Find out how to plant a bareroot fruit tree.
Taking out new growth in summer opens up the leaf canopy, improving air circulation. This deters pests and diseases, which thrive in sheltered conditions. It also reduces the amount of water the tree needs, as most water is lost through the leaves. This means that more of the water taken up by the roots is directed into the developing fruits. Removing foliage also helps more sunlight to reach the fruits.
Read our tips for pruning fruit trees in summer.
Shorten the lead shoot
Shorten the lead shoot at the end of each branch at by half its length. Only cut the current season’s growth this way, cutting to just above a leaf. This will encourage the production of sideshoots and will help to limit the spread of the tree.

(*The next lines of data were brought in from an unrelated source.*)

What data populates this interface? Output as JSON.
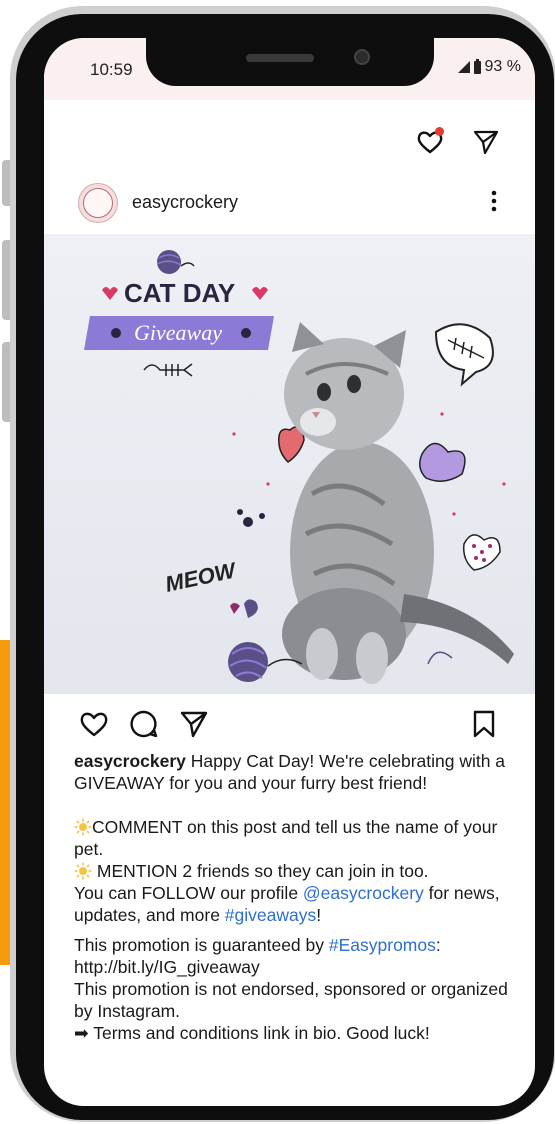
{
  "status": {
    "time": "10:59",
    "battery": "93 %"
  },
  "post": {
    "username": "easycrockery",
    "image_text": {
      "title": "CAT DAY",
      "subtitle": "Giveaway",
      "meow": "MEOW"
    },
    "caption": {
      "username": "easycrockery",
      "intro": " Happy Cat Day! We're celebrating with a GIVEAWAY for you and your furry best friend!",
      "comment": "COMMENT on this post and tell us the name of your pet.",
      "mention": " MENTION 2 friends so they can join in too.",
      "follow_prefix": "You can FOLLOW our profile ",
      "follow_handle": "@easycrockery",
      "follow_middle": " for news, updates, and more ",
      "follow_tag": "#giveaways",
      "follow_end": "!",
      "guarantee_prefix": "This promotion is guaranteed by ",
      "guarantee_tag": "#Easypromos",
      "guarantee_end": ":",
      "url": "http://bit.ly/IG_giveaway",
      "disclaimer": "This promotion is not endorsed, sponsored or organized by Instagram.",
      "terms": "➡ Terms and conditions link in bio. Good luck!"
    }
  },
  "colors": {
    "accent_orange": "#f59a0b",
    "link_blue": "#2d6fd0",
    "notification_red": "#e53935",
    "banner_purple": "#8c7ad6"
  },
  "icons": [
    "heart-icon",
    "send-icon",
    "more-icon",
    "like-icon",
    "comment-icon",
    "share-icon",
    "bookmark-icon"
  ]
}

Cut back the sideshoots
Cut the remaining sideshoots along each branch back more severely, to two or three buds from their base of the current season’s leafy growth, cutting just above a bud. This encourages the formation of short fruiting spurs.
Don’t cut into woody growth
Leave all the developing fruit intact and don’t cut into woody growth.
Lots of other plants need pruning at this time of year – find out what to prune in summer.
Tips for pruning stone fruits
All stone fruits must be pruned in midsummer to avoid infection by a devastating fungal disease known as silver leaf. Don’t prune in damp weather and keep the pruning to a minimum once a framework is established.
Always disinfect your secateurs afterwards, with bleach or white spirit, to avoid spreading infection.